Last Tuesday night, at an ASMPNorCal event led by Bill Atkinson and Joseph Holmes titled, The Color of Nature: From High-End Digital Capture to Fine Art, I watched an entire room of professional photographers experience an epiphany.
Bill was explaining color management. Most photographers know this is an important subject, so they listened carefully as Bill, along with Joseph, walked everyone through the different color spaces, starting with device color, then to working color, and then finally to output color. It was clear that the technical discussion was leaving some of the audience behind. But then Bill opened up an application called ColorThink and when he was finished using it to describe color space I don’t think there was a person left in the room who didn’t get it.
ColorThink from Chromix, is an amazing application that 3-dimensionally maps and displays the colors in an image to a particular color space. You can then overlay another color space on top of that space and see at a glance what colors from the original color space fit and what are out of gamut.
I first saw Bill use ColorThink when he helped me prepare George Jardine’s color image for the cover of my Photoshop Lightroom Adventure book. We took the CYMK profile provided by Friesens, the printer, and used ColorThink to compare it to the original Adobe RGB color space George used. We easily noted what colors matched and what did not. Using the information we got from ColorThink—combined with what we learned by looking at hard–copy proofs Bill made on his Epson Stylus Pro 9800–we were able to adjust and prepare the image accordingly.

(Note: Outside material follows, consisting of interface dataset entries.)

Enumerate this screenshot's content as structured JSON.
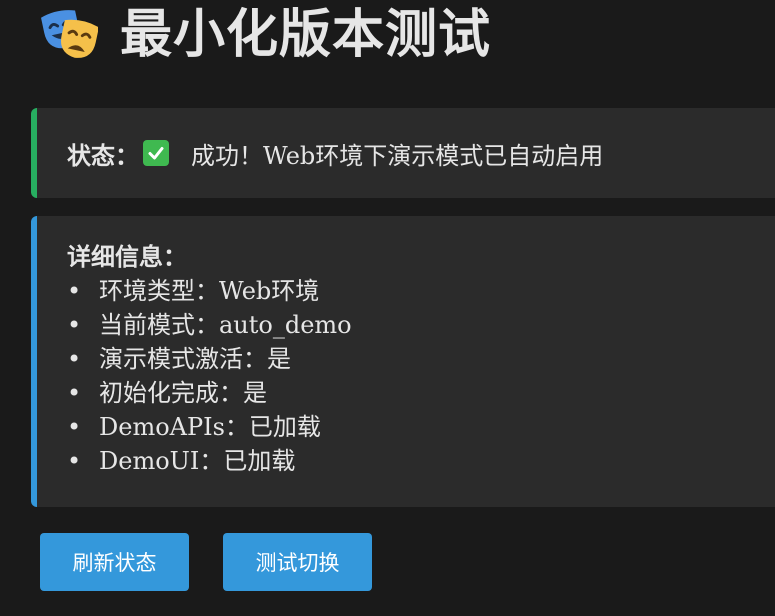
{
  "header": {
    "logo_icon": "performing-arts-masks-icon",
    "title": "最小化版本测试"
  },
  "status": {
    "label": "状态：",
    "icon": "check-mark-button-icon",
    "text": "成功！Web环境下演示模式已自动启用",
    "accent_color": "#27ae60"
  },
  "details": {
    "title": "详细信息：",
    "bullet": "•",
    "accent_color": "#3498db",
    "items": [
      {
        "text": "环境类型：Web环境"
      },
      {
        "text": "当前模式：auto_demo"
      },
      {
        "text": "演示模式激活：是"
      },
      {
        "text": "初始化完成：是"
      },
      {
        "text": "DemoAPIs：已加载"
      },
      {
        "text": "DemoUI：已加载"
      }
    ]
  },
  "buttons": {
    "refresh_label": "刷新状态",
    "toggle_label": "测试切换",
    "color": "#3498db"
  }
}
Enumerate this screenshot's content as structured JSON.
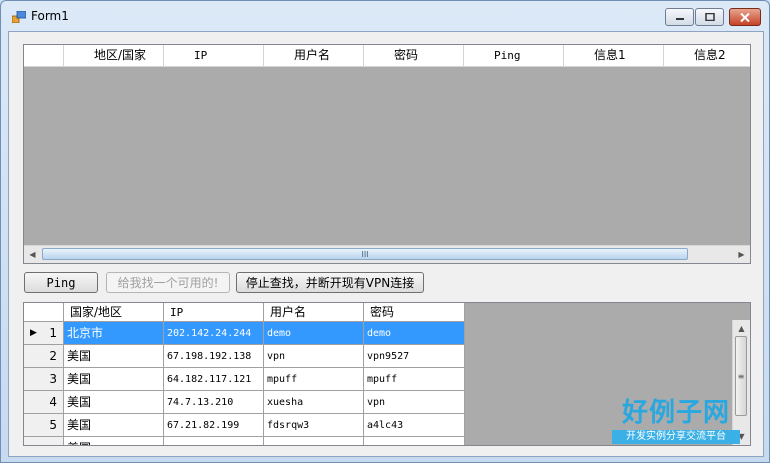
{
  "window": {
    "title": "Form1"
  },
  "grid1": {
    "columns": [
      "地区/国家",
      "IP",
      "用户名",
      "密码",
      "Ping",
      "信息1",
      "信息2"
    ],
    "scroll_thumb_glyph": "III"
  },
  "buttons": {
    "ping": "Ping",
    "find": "给我找一个可用的!",
    "stop": "停止查找，并断开现有VPN连接"
  },
  "grid2": {
    "columns": [
      "国家/地区",
      "IP",
      "用户名",
      "密码"
    ],
    "rows": [
      {
        "num": "1",
        "country": "北京市",
        "ip": "202.142.24.244",
        "user": "demo",
        "pass": "demo"
      },
      {
        "num": "2",
        "country": "美国",
        "ip": "67.198.192.138",
        "user": "vpn",
        "pass": "vpn9527"
      },
      {
        "num": "3",
        "country": "美国",
        "ip": "64.182.117.121",
        "user": "mpuff",
        "pass": "mpuff"
      },
      {
        "num": "4",
        "country": "美国",
        "ip": "74.7.13.210",
        "user": "xuesha",
        "pass": "vpn"
      },
      {
        "num": "5",
        "country": "美国",
        "ip": "67.21.82.199",
        "user": "fdsrqw3",
        "pass": "a4lc43"
      },
      {
        "num": "",
        "country": "美国",
        "ip": "",
        "user": "",
        "pass": ""
      }
    ]
  },
  "watermark": {
    "main": "好例子网",
    "sub": "开发实例分享交流平台"
  }
}
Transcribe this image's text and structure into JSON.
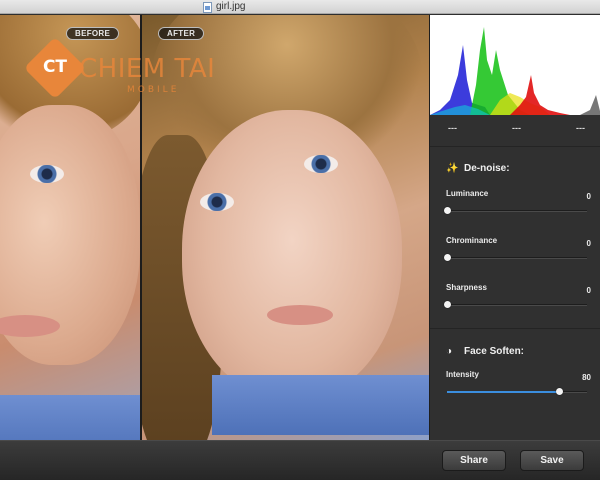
{
  "window": {
    "title": "girl.jpg"
  },
  "photo": {
    "before_label": "BEFORE",
    "after_label": "AFTER",
    "watermark": {
      "badge": "CT",
      "name": "CHIEM TAI",
      "sub": "MOBILE"
    }
  },
  "histogram": {
    "readouts": [
      "---",
      "---",
      "---"
    ],
    "colors": {
      "red": "#e01010",
      "green": "#12c012",
      "blue": "#1a1ad6",
      "yellow": "#e8e010",
      "cyan": "#10c8d8"
    }
  },
  "denoise": {
    "title": "De-noise:",
    "icon": "magic-wand-icon",
    "sliders": [
      {
        "label": "Luminance",
        "value": "0",
        "level": 0
      },
      {
        "label": "Chrominance",
        "value": "0",
        "level": 0
      },
      {
        "label": "Sharpness",
        "value": "0",
        "level": 0
      }
    ]
  },
  "face_soften": {
    "title": "Face Soften:",
    "icon": "face-soften-icon",
    "sliders": [
      {
        "label": "Intensity",
        "value": "80",
        "level": 0.8
      }
    ]
  },
  "buttons": {
    "share": "Share",
    "save": "Save"
  },
  "accent_color": "#3b8ede"
}
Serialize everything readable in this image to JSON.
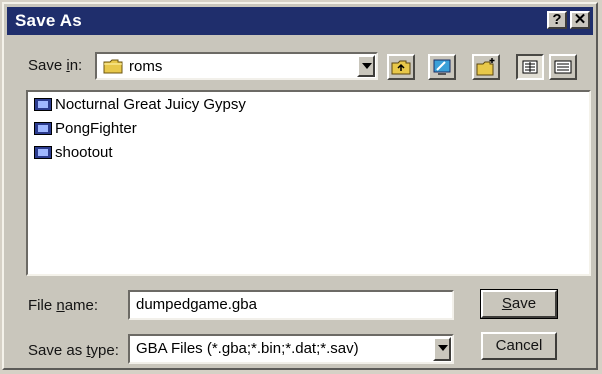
{
  "window": {
    "title": "Save As",
    "help_label": "?",
    "close_label": "✕",
    "titlebar_color": "#1f2e6c"
  },
  "save_in": {
    "label_u": "i",
    "label_pre": "Save ",
    "label_post": "n:",
    "folder": "roms"
  },
  "toolbar": {
    "icons": [
      "up-folder-icon",
      "desktop-icon",
      "new-folder-icon",
      "list-view-icon",
      "details-view-icon"
    ]
  },
  "files": [
    {
      "name": "Nocturnal Great Juicy Gypsy"
    },
    {
      "name": "PongFighter"
    },
    {
      "name": "shootout"
    }
  ],
  "file_name": {
    "label_pre": "File ",
    "label_u": "n",
    "label_post": "ame:",
    "value": "dumpedgame.gba"
  },
  "save_as_type": {
    "label_pre": "Save as ",
    "label_u": "t",
    "label_post": "ype:",
    "value": "GBA Files (*.gba;*.bin;*.dat;*.sav)"
  },
  "buttons": {
    "save_u": "S",
    "save_rest": "ave",
    "cancel": "Cancel"
  }
}
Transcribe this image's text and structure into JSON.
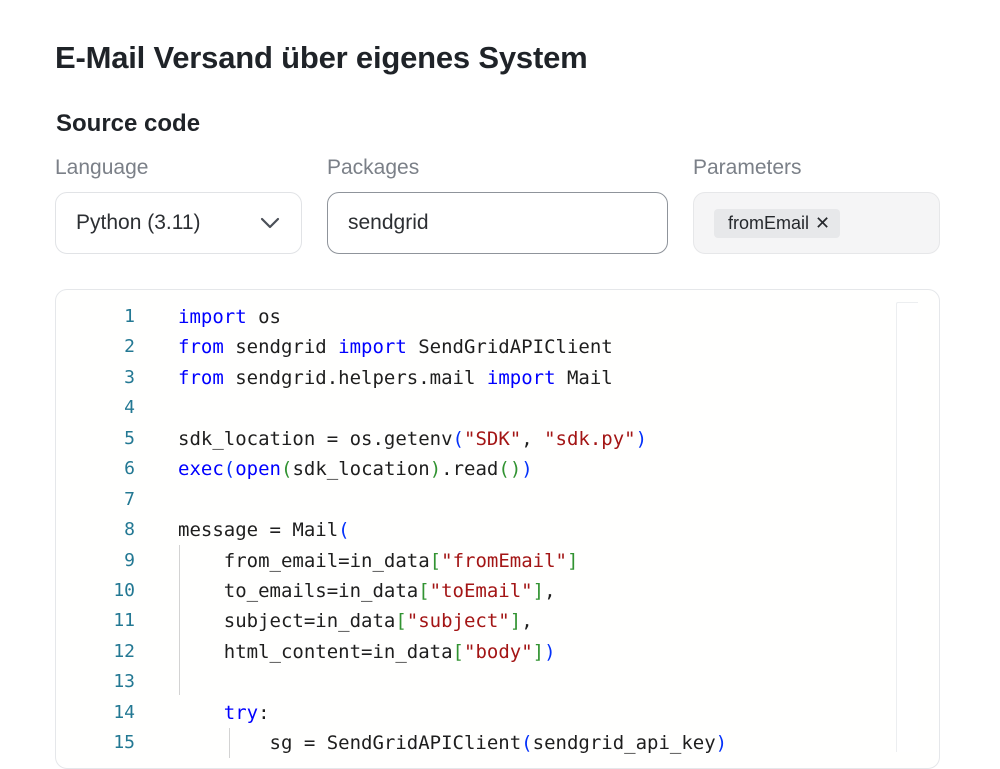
{
  "header": {
    "title": "E-Mail Versand über eigenes System"
  },
  "source": {
    "section_title": "Source code",
    "language": {
      "label": "Language",
      "value": "Python (3.11)"
    },
    "packages": {
      "label": "Packages",
      "value": "sendgrid"
    },
    "parameters": {
      "label": "Parameters",
      "chips": [
        "fromEmail"
      ],
      "remove_symbol": "✕"
    }
  },
  "editor": {
    "line_numbers": [
      "1",
      "2",
      "3",
      "4",
      "5",
      "6",
      "7",
      "8",
      "9",
      "10",
      "11",
      "12",
      "13",
      "14",
      "15"
    ],
    "lines": [
      [
        {
          "t": "import",
          "c": "kw"
        },
        {
          "t": " os"
        }
      ],
      [
        {
          "t": "from",
          "c": "kw"
        },
        {
          "t": " sendgrid "
        },
        {
          "t": "import",
          "c": "kw"
        },
        {
          "t": " SendGridAPIClient"
        }
      ],
      [
        {
          "t": "from",
          "c": "kw"
        },
        {
          "t": " sendgrid.helpers.mail "
        },
        {
          "t": "import",
          "c": "kw"
        },
        {
          "t": " Mail"
        }
      ],
      [],
      [
        {
          "t": "sdk_location = os.getenv"
        },
        {
          "t": "(",
          "c": "p1"
        },
        {
          "t": "\"SDK\"",
          "c": "str"
        },
        {
          "t": ", "
        },
        {
          "t": "\"sdk.py\"",
          "c": "str"
        },
        {
          "t": ")",
          "c": "p1"
        }
      ],
      [
        {
          "t": "exec",
          "c": "kw"
        },
        {
          "t": "(",
          "c": "p1"
        },
        {
          "t": "open",
          "c": "kw"
        },
        {
          "t": "(",
          "c": "p2"
        },
        {
          "t": "sdk_location"
        },
        {
          "t": ")",
          "c": "p2"
        },
        {
          "t": ".read"
        },
        {
          "t": "()",
          "c": "p2"
        },
        {
          "t": ")",
          "c": "p1"
        }
      ],
      [],
      [
        {
          "t": "message = Mail"
        },
        {
          "t": "(",
          "c": "p1"
        }
      ],
      [
        {
          "t": "    from_email=in_data"
        },
        {
          "t": "[",
          "c": "p2"
        },
        {
          "t": "\"fromEmail\"",
          "c": "str"
        },
        {
          "t": "]",
          "c": "p2"
        }
      ],
      [
        {
          "t": "    to_emails=in_data"
        },
        {
          "t": "[",
          "c": "p2"
        },
        {
          "t": "\"toEmail\"",
          "c": "str"
        },
        {
          "t": "]",
          "c": "p2"
        },
        {
          "t": ","
        }
      ],
      [
        {
          "t": "    subject=in_data"
        },
        {
          "t": "[",
          "c": "p2"
        },
        {
          "t": "\"subject\"",
          "c": "str"
        },
        {
          "t": "]",
          "c": "p2"
        },
        {
          "t": ","
        }
      ],
      [
        {
          "t": "    html_content=in_data"
        },
        {
          "t": "[",
          "c": "p2"
        },
        {
          "t": "\"body\"",
          "c": "str"
        },
        {
          "t": "]",
          "c": "p2"
        },
        {
          "t": ")",
          "c": "p1"
        }
      ],
      [],
      [
        {
          "t": "    "
        },
        {
          "t": "try",
          "c": "kw"
        },
        {
          "t": ":"
        }
      ],
      [
        {
          "t": "        sg = SendGridAPIClient"
        },
        {
          "t": "(",
          "c": "p1"
        },
        {
          "t": "sendgrid_api_key"
        },
        {
          "t": ")",
          "c": "p1"
        }
      ]
    ]
  },
  "colors": {
    "keyword": "#0000ff",
    "string": "#a31515",
    "line_number": "#237893",
    "bracket_level1": "#0431fa",
    "bracket_level2": "#319331"
  }
}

The application isn’t cheap, and there are two versions to choose from. ColorThink 2 cost $149 and ColorThink Pro costs more than Lightroom, $399. But you can download a full version of either application and run it in demo mode for free to see what I am talking about. For educators trying to explain color management and color space either version is well worth the price. And for anyone who finally wants to see what color space is all about, and how critical it is to getting a great print, I can’t think of a better tool.